What the task asks:
The answer should consist of each line from the data below that includes "Unpacking".
** Opening Supplied entries block **
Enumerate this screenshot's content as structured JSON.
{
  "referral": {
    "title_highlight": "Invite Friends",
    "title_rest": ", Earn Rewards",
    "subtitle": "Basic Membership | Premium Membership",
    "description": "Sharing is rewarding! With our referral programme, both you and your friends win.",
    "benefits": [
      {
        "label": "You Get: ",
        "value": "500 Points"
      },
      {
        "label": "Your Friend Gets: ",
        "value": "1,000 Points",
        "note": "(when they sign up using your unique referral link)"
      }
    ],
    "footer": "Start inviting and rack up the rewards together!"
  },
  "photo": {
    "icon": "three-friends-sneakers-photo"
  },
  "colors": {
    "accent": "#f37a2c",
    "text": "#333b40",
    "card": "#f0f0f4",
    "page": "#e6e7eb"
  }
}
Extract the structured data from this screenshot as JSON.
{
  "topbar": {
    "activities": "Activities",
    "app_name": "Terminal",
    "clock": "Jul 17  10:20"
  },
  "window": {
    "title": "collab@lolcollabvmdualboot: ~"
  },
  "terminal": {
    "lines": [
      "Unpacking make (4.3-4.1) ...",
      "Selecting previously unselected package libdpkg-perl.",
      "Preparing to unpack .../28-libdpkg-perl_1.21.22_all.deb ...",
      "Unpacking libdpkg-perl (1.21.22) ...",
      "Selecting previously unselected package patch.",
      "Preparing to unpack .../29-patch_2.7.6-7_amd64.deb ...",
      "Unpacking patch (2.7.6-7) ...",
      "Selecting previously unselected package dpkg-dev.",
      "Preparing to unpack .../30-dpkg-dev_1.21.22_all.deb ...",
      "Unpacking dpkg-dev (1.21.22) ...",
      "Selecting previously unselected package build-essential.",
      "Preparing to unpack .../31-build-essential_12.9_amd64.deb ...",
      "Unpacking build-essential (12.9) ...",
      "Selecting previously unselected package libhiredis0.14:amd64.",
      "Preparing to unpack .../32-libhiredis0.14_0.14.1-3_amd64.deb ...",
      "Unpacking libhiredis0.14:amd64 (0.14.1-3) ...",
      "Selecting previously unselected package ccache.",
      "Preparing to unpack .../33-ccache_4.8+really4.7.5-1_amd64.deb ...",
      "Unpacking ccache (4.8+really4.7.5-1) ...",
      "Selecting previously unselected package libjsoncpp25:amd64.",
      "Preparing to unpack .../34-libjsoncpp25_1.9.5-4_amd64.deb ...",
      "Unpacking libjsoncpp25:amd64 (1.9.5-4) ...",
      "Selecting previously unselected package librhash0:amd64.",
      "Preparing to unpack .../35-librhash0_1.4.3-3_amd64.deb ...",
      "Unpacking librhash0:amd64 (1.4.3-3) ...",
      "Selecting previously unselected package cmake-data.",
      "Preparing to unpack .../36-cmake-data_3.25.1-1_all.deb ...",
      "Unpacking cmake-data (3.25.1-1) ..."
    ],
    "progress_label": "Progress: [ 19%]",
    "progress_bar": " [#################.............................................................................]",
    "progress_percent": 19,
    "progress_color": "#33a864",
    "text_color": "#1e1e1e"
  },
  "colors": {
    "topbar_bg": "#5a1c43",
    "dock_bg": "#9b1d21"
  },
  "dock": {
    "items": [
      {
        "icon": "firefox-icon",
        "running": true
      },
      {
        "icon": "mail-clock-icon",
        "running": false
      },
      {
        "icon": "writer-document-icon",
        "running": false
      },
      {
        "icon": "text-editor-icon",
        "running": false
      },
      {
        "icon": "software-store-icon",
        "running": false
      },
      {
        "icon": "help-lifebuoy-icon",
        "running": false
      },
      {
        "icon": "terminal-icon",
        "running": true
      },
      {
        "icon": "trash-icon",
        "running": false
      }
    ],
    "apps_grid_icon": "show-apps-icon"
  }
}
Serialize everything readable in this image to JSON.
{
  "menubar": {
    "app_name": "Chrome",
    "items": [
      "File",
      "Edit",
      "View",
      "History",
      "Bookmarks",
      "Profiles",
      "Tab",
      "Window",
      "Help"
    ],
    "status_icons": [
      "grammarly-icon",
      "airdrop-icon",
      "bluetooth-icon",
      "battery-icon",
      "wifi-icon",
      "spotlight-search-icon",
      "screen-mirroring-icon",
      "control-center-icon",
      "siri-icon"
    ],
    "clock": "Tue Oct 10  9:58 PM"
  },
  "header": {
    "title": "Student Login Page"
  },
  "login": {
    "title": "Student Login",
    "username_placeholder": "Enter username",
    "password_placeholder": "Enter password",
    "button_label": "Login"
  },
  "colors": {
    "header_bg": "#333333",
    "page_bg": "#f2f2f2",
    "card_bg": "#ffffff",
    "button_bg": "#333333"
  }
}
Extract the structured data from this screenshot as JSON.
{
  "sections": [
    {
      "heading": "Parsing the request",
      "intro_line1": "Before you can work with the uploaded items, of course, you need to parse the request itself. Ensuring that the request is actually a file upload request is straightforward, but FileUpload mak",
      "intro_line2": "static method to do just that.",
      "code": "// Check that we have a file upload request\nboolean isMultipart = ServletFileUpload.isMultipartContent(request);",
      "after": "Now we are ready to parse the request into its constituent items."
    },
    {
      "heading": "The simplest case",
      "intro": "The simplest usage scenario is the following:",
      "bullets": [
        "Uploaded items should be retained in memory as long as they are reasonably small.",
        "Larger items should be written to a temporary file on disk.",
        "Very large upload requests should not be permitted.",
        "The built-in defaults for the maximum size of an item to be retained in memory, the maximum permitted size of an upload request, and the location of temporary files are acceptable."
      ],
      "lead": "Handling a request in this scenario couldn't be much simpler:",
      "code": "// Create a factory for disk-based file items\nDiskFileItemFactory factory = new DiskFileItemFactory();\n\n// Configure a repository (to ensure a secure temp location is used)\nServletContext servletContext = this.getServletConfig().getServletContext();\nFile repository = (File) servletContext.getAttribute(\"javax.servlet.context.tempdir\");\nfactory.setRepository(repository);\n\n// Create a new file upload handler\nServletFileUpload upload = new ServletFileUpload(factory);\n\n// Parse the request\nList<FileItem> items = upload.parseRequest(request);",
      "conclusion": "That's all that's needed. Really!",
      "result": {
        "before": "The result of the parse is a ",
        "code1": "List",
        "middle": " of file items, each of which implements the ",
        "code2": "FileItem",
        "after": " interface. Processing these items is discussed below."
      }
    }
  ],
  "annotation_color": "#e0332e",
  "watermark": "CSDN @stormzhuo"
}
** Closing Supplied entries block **
Solution for this problem:
      "Unpacking make (4.3-4.1) ...",
      "Unpacking libdpkg-perl (1.21.22) ...",
      "Unpacking patch (2.7.6-7) ...",
      "Unpacking dpkg-dev (1.21.22) ...",
      "Unpacking build-essential (12.9) ...",
      "Unpacking libhiredis0.14:amd64 (0.14.1-3) ...",
      "Unpacking ccache (4.8+really4.7.5-1) ...",
      "Unpacking libjsoncpp25:amd64 (1.9.5-4) ...",
      "Unpacking librhash0:amd64 (1.4.3-3) ...",
      "Unpacking cmake-data (3.25.1-1) ..."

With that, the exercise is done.